=== PROVIDED RECORDS ===

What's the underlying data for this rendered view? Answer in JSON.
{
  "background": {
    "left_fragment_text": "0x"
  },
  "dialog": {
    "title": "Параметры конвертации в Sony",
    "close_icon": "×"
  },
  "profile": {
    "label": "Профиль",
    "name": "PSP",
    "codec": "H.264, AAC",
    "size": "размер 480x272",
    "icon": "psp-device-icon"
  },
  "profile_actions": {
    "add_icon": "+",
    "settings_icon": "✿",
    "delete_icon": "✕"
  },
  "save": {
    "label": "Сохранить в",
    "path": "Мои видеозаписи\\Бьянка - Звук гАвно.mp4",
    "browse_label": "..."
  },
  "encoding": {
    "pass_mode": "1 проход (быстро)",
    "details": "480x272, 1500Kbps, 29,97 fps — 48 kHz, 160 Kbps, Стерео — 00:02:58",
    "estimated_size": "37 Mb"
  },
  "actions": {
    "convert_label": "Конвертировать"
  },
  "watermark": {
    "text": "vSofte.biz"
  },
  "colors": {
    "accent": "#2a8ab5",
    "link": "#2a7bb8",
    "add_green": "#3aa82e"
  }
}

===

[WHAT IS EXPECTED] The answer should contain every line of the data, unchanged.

[TASK RESPONSE]
What's the underlying data for this rendered view? Answer in JSON.
{
  "background": {
    "left_fragment_text": "0x"
  },
  "dialog": {
    "title": "Параметры конвертации в Sony",
    "close_icon": "×"
  },
  "profile": {
    "label": "Профиль",
    "name": "PSP",
    "codec": "H.264, AAC",
    "size": "размер 480x272",
    "icon": "psp-device-icon"
  },
  "profile_actions": {
    "add_icon": "+",
    "settings_icon": "✿",
    "delete_icon": "✕"
  },
  "save": {
    "label": "Сохранить в",
    "path": "Мои видеозаписи\\Бьянка - Звук гАвно.mp4",
    "browse_label": "..."
  },
  "encoding": {
    "pass_mode": "1 проход (быстро)",
    "details": "480x272, 1500Kbps, 29,97 fps — 48 kHz, 160 Kbps, Стерео — 00:02:58",
    "estimated_size": "37 Mb"
  },
  "actions": {
    "convert_label": "Конвертировать"
  },
  "watermark": {
    "text": "vSofte.biz"
  },
  "colors": {
    "accent": "#2a8ab5",
    "link": "#2a7bb8",
    "add_green": "#3aa82e"
  }
}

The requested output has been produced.